In keeping with the immersive nature of the course, students will not be evaluated through exams. Instead, they will be graded based on a series of writing assignments designed to foster online discussion. They will also carry out a project over the course of the semester wherein they attempt to learn a magic trick. They will document their learning process while considering the psychology behind the magic trick that they have chosen to learn. The semester will culminate with group presentations where the students perform their tricks and discuss the psychological basis of each effect. “The Psychology of Magic” promises to be an interesting experience for everyone involved. If you want to follow along with the course, I will plan on posting occasional updates to my collaborative blog on the science of magic at www.scienceofmagic.org. I am excited to see how students adjust to this new course model and to a content area that is sure to be foreign to them all. I hope that they will come away from the course with a few things: (1) A new-found appreciation for the art of magic, (2) a realization that they can’t always trust their senses, and (3) a few new tricks up their sleeves!
References: Binet, A. (1894). Psychology of prestidigitation. Smithsonian Report for 1894 (pp. 555-571). Government Printing Office.
Gregory, R. L. (1980). Perceptions as hypotheses. Philosophical Transactions of the Royal Society of London B, 290, 181-197.
Kuhn, G., Kourkoulou, A., & Leekam, S. R. (2010). How magic changes our expectations about autism. Psychological Science, 21, 1487-1493.
Kuhn, G. & Land, M. F. (2006). There's more to magic than meets the eye. Current Biology, 16, R950-R951.
Nardi, P. M. (2010). Magic, skepticism, and belief: An empirical study on what magicians believe about the paranormal. Skeptic Magazine, 15, 58-64.

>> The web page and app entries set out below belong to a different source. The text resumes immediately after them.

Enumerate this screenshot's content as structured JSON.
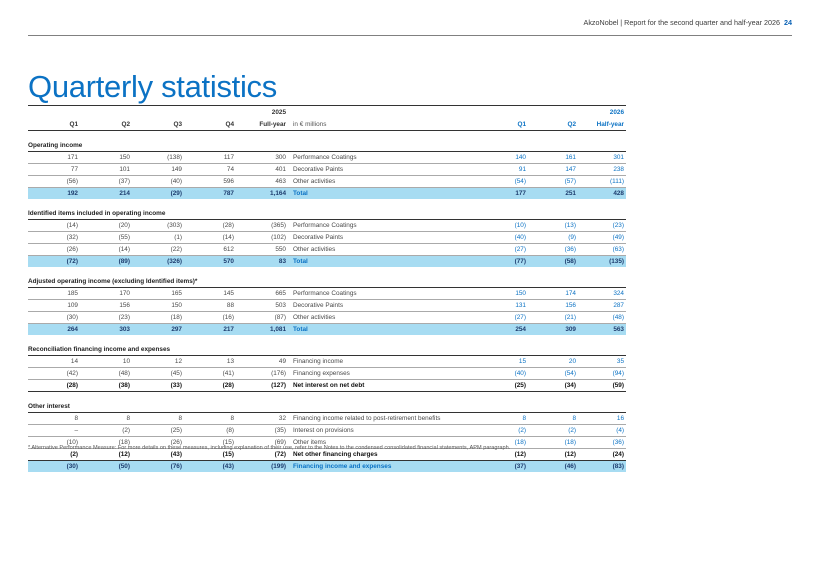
{
  "header": {
    "text": "AkzoNobel | Report for the second quarter and half-year 2026",
    "page_number": "24"
  },
  "title": "Quarterly statistics",
  "table": {
    "year_2025": "2025",
    "year_2026": "2026",
    "columns": {
      "q1": "Q1",
      "q2": "Q2",
      "q3": "Q3",
      "q4": "Q4",
      "fy": "Full-year",
      "unit": "in € millions",
      "q1_26": "Q1",
      "q2_26": "Q2",
      "hy": "Half-year"
    },
    "sections": [
      {
        "title": "Operating income",
        "rows": [
          {
            "type": "data",
            "v": [
              "171",
              "150",
              "(138)",
              "117",
              "300"
            ],
            "label": "Performance Coatings",
            "w": [
              "140",
              "161",
              "301"
            ]
          },
          {
            "type": "data",
            "v": [
              "77",
              "101",
              "149",
              "74",
              "401"
            ],
            "label": "Decorative Paints",
            "w": [
              "91",
              "147",
              "238"
            ]
          },
          {
            "type": "data",
            "v": [
              "(56)",
              "(37)",
              "(40)",
              "596",
              "463"
            ],
            "label": "Other activities",
            "w": [
              "(54)",
              "(57)",
              "(111)"
            ]
          },
          {
            "type": "total",
            "v": [
              "192",
              "214",
              "(29)",
              "787",
              "1,164"
            ],
            "label": "Total",
            "w": [
              "177",
              "251",
              "428"
            ]
          }
        ]
      },
      {
        "title": "Identified items included in operating income",
        "rows": [
          {
            "type": "data",
            "v": [
              "(14)",
              "(20)",
              "(303)",
              "(28)",
              "(365)"
            ],
            "label": "Performance Coatings",
            "w": [
              "(10)",
              "(13)",
              "(23)"
            ]
          },
          {
            "type": "data",
            "v": [
              "(32)",
              "(55)",
              "(1)",
              "(14)",
              "(102)"
            ],
            "label": "Decorative Paints",
            "w": [
              "(40)",
              "(9)",
              "(49)"
            ]
          },
          {
            "type": "data",
            "v": [
              "(26)",
              "(14)",
              "(22)",
              "612",
              "550"
            ],
            "label": "Other activities",
            "w": [
              "(27)",
              "(36)",
              "(63)"
            ]
          },
          {
            "type": "total",
            "v": [
              "(72)",
              "(89)",
              "(326)",
              "570",
              "83"
            ],
            "label": "Total",
            "w": [
              "(77)",
              "(58)",
              "(135)"
            ]
          }
        ]
      },
      {
        "title": "Adjusted operating income (excluding Identified items)*",
        "rows": [
          {
            "type": "data",
            "v": [
              "185",
              "170",
              "165",
              "145",
              "665"
            ],
            "label": "Performance Coatings",
            "w": [
              "150",
              "174",
              "324"
            ]
          },
          {
            "type": "data",
            "v": [
              "109",
              "156",
              "150",
              "88",
              "503"
            ],
            "label": "Decorative Paints",
            "w": [
              "131",
              "156",
              "287"
            ]
          },
          {
            "type": "data",
            "v": [
              "(30)",
              "(23)",
              "(18)",
              "(16)",
              "(87)"
            ],
            "label": "Other activities",
            "w": [
              "(27)",
              "(21)",
              "(48)"
            ]
          },
          {
            "type": "total",
            "v": [
              "264",
              "303",
              "297",
              "217",
              "1,081"
            ],
            "label": "Total",
            "w": [
              "254",
              "309",
              "563"
            ]
          }
        ]
      },
      {
        "title": "Reconciliation financing income and expenses",
        "rows": [
          {
            "type": "data",
            "v": [
              "14",
              "10",
              "12",
              "13",
              "49"
            ],
            "label": "Financing income",
            "w": [
              "15",
              "20",
              "35"
            ]
          },
          {
            "type": "data",
            "v": [
              "(42)",
              "(48)",
              "(45)",
              "(41)",
              "(176)"
            ],
            "label": "Financing expenses",
            "w": [
              "(40)",
              "(54)",
              "(94)"
            ]
          },
          {
            "type": "bold",
            "v": [
              "(28)",
              "(38)",
              "(33)",
              "(28)",
              "(127)"
            ],
            "label": "Net interest on net debt",
            "w": [
              "(25)",
              "(34)",
              "(59)"
            ]
          }
        ]
      },
      {
        "title": "Other interest",
        "rows": [
          {
            "type": "data",
            "v": [
              "8",
              "8",
              "8",
              "8",
              "32"
            ],
            "label": "Financing income related to post-retirement benefits",
            "w": [
              "8",
              "8",
              "16"
            ]
          },
          {
            "type": "data",
            "v": [
              "–",
              "(2)",
              "(25)",
              "(8)",
              "(35)"
            ],
            "label": "Interest on provisions",
            "w": [
              "(2)",
              "(2)",
              "(4)"
            ]
          },
          {
            "type": "data",
            "v": [
              "(10)",
              "(18)",
              "(26)",
              "(15)",
              "(69)"
            ],
            "label": "Other items",
            "w": [
              "(18)",
              "(18)",
              "(36)"
            ]
          },
          {
            "type": "bold",
            "v": [
              "(2)",
              "(12)",
              "(43)",
              "(15)",
              "(72)"
            ],
            "label": "Net other financing charges",
            "w": [
              "(12)",
              "(12)",
              "(24)"
            ]
          },
          {
            "type": "total",
            "v": [
              "(30)",
              "(50)",
              "(76)",
              "(43)",
              "(199)"
            ],
            "label": "Financing income and expenses",
            "w": [
              "(37)",
              "(46)",
              "(83)"
            ]
          }
        ]
      }
    ]
  },
  "footnote": "* Alternative Performance Measure: For more details on these measures, including explanation of their use, refer to the Notes to the condensed consolidated financial statements, APM paragraph."
}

Anthony Barnhart (aka, “Magic Tony”) is a doctoral candidate in cognitive psychology at Arizona State University and a part-time professional magician with over twenty years of performing experience. In the lab, he studies the psychological processes underlying handwritten word perception and the psychological foundations of magic and illusion. An expert in the psychology of illusion, Tony has lectured on the topic at magic conventions and to students of psychology at colleges and universities. As a performer, he employs psychological principles to elevate his magic’s impact and increase the audience’s sense of wonder. His magic has won four national competitions and has been featured in publications such as National Geographic World magazine, M-U-M Magazine (the official journal of the Society of American Magicians), and The Linking Ring (the journal of the International Brotherhood of Magicians). He blogs on topics at the interface of psychology and magic at . The Culture of Psychology and Magic

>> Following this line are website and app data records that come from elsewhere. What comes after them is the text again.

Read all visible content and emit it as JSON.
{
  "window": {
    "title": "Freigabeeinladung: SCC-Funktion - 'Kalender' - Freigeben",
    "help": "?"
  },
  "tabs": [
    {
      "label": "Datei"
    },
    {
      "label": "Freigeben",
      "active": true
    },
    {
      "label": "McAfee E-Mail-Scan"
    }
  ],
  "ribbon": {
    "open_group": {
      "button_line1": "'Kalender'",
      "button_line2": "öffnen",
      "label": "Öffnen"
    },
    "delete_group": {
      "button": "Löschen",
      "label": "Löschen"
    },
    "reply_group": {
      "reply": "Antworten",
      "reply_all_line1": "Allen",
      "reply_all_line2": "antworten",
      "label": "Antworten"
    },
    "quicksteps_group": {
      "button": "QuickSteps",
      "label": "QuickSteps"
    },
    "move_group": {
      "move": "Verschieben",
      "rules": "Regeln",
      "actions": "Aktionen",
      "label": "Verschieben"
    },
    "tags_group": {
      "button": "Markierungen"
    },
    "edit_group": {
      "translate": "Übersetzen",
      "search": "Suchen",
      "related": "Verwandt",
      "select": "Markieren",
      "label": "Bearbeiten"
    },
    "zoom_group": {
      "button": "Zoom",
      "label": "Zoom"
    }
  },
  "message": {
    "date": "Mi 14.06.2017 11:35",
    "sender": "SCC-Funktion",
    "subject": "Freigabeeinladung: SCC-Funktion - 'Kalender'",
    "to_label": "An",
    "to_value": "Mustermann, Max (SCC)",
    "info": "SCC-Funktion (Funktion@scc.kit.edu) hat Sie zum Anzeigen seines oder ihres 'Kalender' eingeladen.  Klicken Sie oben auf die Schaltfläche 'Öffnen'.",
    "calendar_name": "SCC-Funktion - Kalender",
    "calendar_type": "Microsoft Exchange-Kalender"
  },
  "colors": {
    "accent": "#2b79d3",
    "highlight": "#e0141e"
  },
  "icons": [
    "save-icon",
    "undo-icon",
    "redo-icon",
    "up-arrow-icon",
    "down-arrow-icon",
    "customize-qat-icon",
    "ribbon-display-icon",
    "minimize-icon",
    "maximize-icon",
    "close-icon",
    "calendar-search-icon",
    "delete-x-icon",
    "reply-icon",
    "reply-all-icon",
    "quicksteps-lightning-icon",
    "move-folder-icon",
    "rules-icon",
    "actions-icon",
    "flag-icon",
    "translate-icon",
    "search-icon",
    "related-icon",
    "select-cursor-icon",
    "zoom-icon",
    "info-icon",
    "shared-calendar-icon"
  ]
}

The JREF 's ongoing series on randi.org features articles by skeptical teachers exploring critical thinking in the classroom, using the investigation of the paranormal, fringe science, and pseudoscience to teach methods of science and reason. We welcome feedback, discussion, and further suggestions from educators and parents in the comments section. If you would like to be involved in this project, please contact Bob Blaskiewicz.